- _Assigned task_:
Each entry below has to be written out again without any change.

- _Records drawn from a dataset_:
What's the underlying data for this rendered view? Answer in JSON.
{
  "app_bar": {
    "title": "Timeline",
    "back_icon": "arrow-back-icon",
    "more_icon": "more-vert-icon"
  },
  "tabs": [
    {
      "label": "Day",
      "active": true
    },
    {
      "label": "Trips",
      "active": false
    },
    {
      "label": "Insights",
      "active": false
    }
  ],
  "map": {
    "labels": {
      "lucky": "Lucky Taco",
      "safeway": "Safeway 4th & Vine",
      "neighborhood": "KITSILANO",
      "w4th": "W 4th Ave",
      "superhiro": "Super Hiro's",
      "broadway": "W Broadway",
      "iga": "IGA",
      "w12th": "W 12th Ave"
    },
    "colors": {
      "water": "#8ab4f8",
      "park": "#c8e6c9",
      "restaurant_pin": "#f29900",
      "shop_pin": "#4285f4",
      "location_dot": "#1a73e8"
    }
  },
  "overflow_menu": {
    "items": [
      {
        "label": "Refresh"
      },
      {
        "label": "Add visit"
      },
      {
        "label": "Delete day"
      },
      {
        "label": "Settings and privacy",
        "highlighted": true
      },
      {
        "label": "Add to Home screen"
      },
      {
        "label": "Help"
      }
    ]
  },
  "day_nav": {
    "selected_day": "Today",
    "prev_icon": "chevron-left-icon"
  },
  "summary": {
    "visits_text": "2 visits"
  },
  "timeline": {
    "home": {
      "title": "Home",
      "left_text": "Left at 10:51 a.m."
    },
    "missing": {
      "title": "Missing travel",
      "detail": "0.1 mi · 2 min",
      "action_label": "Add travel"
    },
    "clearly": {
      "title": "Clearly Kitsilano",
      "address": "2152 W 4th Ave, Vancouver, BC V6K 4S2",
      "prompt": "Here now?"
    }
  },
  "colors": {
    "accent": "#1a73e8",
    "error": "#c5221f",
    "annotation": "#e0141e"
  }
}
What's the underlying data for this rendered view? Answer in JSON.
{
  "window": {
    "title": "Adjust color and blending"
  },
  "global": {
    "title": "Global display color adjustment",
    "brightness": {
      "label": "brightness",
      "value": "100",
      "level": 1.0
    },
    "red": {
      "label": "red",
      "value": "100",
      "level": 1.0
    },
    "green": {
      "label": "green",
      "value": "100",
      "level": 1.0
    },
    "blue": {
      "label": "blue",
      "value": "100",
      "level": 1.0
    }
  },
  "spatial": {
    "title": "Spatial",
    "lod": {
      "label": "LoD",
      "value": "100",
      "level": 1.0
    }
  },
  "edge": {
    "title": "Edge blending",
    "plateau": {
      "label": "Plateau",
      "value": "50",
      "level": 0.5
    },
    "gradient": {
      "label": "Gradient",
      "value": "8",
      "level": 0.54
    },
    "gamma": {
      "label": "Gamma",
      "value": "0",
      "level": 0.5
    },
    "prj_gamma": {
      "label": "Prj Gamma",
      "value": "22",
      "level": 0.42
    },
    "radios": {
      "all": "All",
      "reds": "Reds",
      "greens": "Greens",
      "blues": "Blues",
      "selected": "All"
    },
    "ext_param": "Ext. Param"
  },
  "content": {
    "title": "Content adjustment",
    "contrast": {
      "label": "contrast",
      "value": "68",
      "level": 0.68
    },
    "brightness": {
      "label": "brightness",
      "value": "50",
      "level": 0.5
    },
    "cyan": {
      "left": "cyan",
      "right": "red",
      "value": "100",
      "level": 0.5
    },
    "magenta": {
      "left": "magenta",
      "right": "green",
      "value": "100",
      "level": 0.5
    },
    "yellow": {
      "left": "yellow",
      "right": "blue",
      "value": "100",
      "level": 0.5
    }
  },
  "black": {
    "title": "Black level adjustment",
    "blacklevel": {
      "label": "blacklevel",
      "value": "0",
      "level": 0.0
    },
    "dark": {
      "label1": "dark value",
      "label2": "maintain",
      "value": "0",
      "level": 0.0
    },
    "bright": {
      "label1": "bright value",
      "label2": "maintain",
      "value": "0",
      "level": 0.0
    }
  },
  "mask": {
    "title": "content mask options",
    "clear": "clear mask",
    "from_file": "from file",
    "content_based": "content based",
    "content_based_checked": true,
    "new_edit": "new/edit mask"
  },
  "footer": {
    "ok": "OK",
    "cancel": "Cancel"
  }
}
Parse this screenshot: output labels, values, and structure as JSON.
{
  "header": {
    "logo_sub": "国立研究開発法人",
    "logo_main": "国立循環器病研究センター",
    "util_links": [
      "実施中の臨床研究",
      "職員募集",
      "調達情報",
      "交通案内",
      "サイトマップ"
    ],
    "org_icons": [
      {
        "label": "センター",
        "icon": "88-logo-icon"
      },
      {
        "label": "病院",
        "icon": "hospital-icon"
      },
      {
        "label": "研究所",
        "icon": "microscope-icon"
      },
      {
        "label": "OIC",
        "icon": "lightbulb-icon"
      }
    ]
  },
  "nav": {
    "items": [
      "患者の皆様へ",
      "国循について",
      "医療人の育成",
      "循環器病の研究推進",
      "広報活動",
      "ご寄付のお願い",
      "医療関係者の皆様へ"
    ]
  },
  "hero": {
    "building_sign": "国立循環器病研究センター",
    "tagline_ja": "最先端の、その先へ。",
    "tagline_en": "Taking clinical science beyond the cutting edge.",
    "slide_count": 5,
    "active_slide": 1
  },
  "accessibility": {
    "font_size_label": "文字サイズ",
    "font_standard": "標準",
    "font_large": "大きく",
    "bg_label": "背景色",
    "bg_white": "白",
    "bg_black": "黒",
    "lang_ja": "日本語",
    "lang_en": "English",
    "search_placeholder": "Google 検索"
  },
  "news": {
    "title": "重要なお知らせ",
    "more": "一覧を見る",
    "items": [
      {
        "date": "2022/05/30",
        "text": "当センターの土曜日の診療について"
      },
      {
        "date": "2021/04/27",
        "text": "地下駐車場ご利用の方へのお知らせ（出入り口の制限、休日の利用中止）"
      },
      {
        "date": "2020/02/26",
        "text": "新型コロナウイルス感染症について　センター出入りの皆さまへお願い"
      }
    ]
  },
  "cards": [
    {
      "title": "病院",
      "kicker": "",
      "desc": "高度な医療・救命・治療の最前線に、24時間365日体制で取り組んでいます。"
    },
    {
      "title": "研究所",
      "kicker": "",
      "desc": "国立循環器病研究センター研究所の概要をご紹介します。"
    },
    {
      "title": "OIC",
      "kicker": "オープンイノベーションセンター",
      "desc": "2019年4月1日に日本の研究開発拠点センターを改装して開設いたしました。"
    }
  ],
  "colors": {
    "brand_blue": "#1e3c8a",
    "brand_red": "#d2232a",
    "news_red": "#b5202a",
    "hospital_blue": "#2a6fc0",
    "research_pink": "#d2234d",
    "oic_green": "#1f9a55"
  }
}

- _Response to the task_:
What's the underlying data for this rendered view? Answer in JSON.
{
  "app_bar": {
    "title": "Timeline",
    "back_icon": "arrow-back-icon",
    "more_icon": "more-vert-icon"
  },
  "tabs": [
    {
      "label": "Day",
      "active": true
    },
    {
      "label": "Trips",
      "active": false
    },
    {
      "label": "Insights",
      "active": false
    }
  ],
  "map": {
    "labels": {
      "lucky": "Lucky Taco",
      "safeway": "Safeway 4th & Vine",
      "neighborhood": "KITSILANO",
      "w4th": "W 4th Ave",
      "superhiro": "Super Hiro's",
      "broadway": "W Broadway",
      "iga": "IGA",
      "w12th": "W 12th Ave"
    },
    "colors": {
      "water": "#8ab4f8",
      "park": "#c8e6c9",
      "restaurant_pin": "#f29900",
      "shop_pin": "#4285f4",
      "location_dot": "#1a73e8"
    }
  },
  "overflow_menu": {
    "items": [
      {
        "label": "Refresh"
      },
      {
        "label": "Add visit"
      },
      {
        "label": "Delete day"
      },
      {
        "label": "Settings and privacy",
        "highlighted": true
      },
      {
        "label": "Add to Home screen"
      },
      {
        "label": "Help"
      }
    ]
  },
  "day_nav": {
    "selected_day": "Today",
    "prev_icon": "chevron-left-icon"
  },
  "summary": {
    "visits_text": "2 visits"
  },
  "timeline": {
    "home": {
      "title": "Home",
      "left_text": "Left at 10:51 a.m."
    },
    "missing": {
      "title": "Missing travel",
      "detail": "0.1 mi · 2 min",
      "action_label": "Add travel"
    },
    "clearly": {
      "title": "Clearly Kitsilano",
      "address": "2152 W 4th Ave, Vancouver, BC V6K 4S2",
      "prompt": "Here now?"
    }
  },
  "colors": {
    "accent": "#1a73e8",
    "error": "#c5221f",
    "annotation": "#e0141e"
  }
}
What's the underlying data for this rendered view? Answer in JSON.
{
  "window": {
    "title": "Adjust color and blending"
  },
  "global": {
    "title": "Global display color adjustment",
    "brightness": {
      "label": "brightness",
      "value": "100",
      "level": 1.0
    },
    "red": {
      "label": "red",
      "value": "100",
      "level": 1.0
    },
    "green": {
      "label": "green",
      "value": "100",
      "level": 1.0
    },
    "blue": {
      "label": "blue",
      "value": "100",
      "level": 1.0
    }
  },
  "spatial": {
    "title": "Spatial",
    "lod": {
      "label": "LoD",
      "value": "100",
      "level": 1.0
    }
  },
  "edge": {
    "title": "Edge blending",
    "plateau": {
      "label": "Plateau",
      "value": "50",
      "level": 0.5
    },
    "gradient": {
      "label": "Gradient",
      "value": "8",
      "level": 0.54
    },
    "gamma": {
      "label": "Gamma",
      "value": "0",
      "level": 0.5
    },
    "prj_gamma": {
      "label": "Prj Gamma",
      "value": "22",
      "level": 0.42
    },
    "radios": {
      "all": "All",
      "reds": "Reds",
      "greens": "Greens",
      "blues": "Blues",
      "selected": "All"
    },
    "ext_param": "Ext. Param"
  },
  "content": {
    "title": "Content adjustment",
    "contrast": {
      "label": "contrast",
      "value": "68",
      "level": 0.68
    },
    "brightness": {
      "label": "brightness",
      "value": "50",
      "level": 0.5
    },
    "cyan": {
      "left": "cyan",
      "right": "red",
      "value": "100",
      "level": 0.5
    },
    "magenta": {
      "left": "magenta",
      "right": "green",
      "value": "100",
      "level": 0.5
    },
    "yellow": {
      "left": "yellow",
      "right": "blue",
      "value": "100",
      "level": 0.5
    }
  },
  "black": {
    "title": "Black level adjustment",
    "blacklevel": {
      "label": "blacklevel",
      "value": "0",
      "level": 0.0
    },
    "dark": {
      "label1": "dark value",
      "label2": "maintain",
      "value": "0",
      "level": 0.0
    },
    "bright": {
      "label1": "bright value",
      "label2": "maintain",
      "value": "0",
      "level": 0.0
    }
  },
  "mask": {
    "title": "content mask options",
    "clear": "clear mask",
    "from_file": "from file",
    "content_based": "content based",
    "content_based_checked": true,
    "new_edit": "new/edit mask"
  },
  "footer": {
    "ok": "OK",
    "cancel": "Cancel"
  }
}
Parse this screenshot: output labels, values, and structure as JSON.
{
  "header": {
    "logo_sub": "国立研究開発法人",
    "logo_main": "国立循環器病研究センター",
    "util_links": [
      "実施中の臨床研究",
      "職員募集",
      "調達情報",
      "交通案内",
      "サイトマップ"
    ],
    "org_icons": [
      {
        "label": "センター",
        "icon": "88-logo-icon"
      },
      {
        "label": "病院",
        "icon": "hospital-icon"
      },
      {
        "label": "研究所",
        "icon": "microscope-icon"
      },
      {
        "label": "OIC",
        "icon": "lightbulb-icon"
      }
    ]
  },
  "nav": {
    "items": [
      "患者の皆様へ",
      "国循について",
      "医療人の育成",
      "循環器病の研究推進",
      "広報活動",
      "ご寄付のお願い",
      "医療関係者の皆様へ"
    ]
  },
  "hero": {
    "building_sign": "国立循環器病研究センター",
    "tagline_ja": "最先端の、その先へ。",
    "tagline_en": "Taking clinical science beyond the cutting edge.",
    "slide_count": 5,
    "active_slide": 1
  },
  "accessibility": {
    "font_size_label": "文字サイズ",
    "font_standard": "標準",
    "font_large": "大きく",
    "bg_label": "背景色",
    "bg_white": "白",
    "bg_black": "黒",
    "lang_ja": "日本語",
    "lang_en": "English",
    "search_placeholder": "Google 検索"
  },
  "news": {
    "title": "重要なお知らせ",
    "more": "一覧を見る",
    "items": [
      {
        "date": "2022/05/30",
        "text": "当センターの土曜日の診療について"
      },
      {
        "date": "2021/04/27",
        "text": "地下駐車場ご利用の方へのお知らせ（出入り口の制限、休日の利用中止）"
      },
      {
        "date": "2020/02/26",
        "text": "新型コロナウイルス感染症について　センター出入りの皆さまへお願い"
      }
    ]
  },
  "cards": [
    {
      "title": "病院",
      "kicker": "",
      "desc": "高度な医療・救命・治療の最前線に、24時間365日体制で取り組んでいます。"
    },
    {
      "title": "研究所",
      "kicker": "",
      "desc": "国立循環器病研究センター研究所の概要をご紹介します。"
    },
    {
      "title": "OIC",
      "kicker": "オープンイノベーションセンター",
      "desc": "2019年4月1日に日本の研究開発拠点センターを改装して開設いたしました。"
    }
  ],
  "colors": {
    "brand_blue": "#1e3c8a",
    "brand_red": "#d2232a",
    "news_red": "#b5202a",
    "hospital_blue": "#2a6fc0",
    "research_pink": "#d2234d",
    "oic_green": "#1f9a55"
  }
}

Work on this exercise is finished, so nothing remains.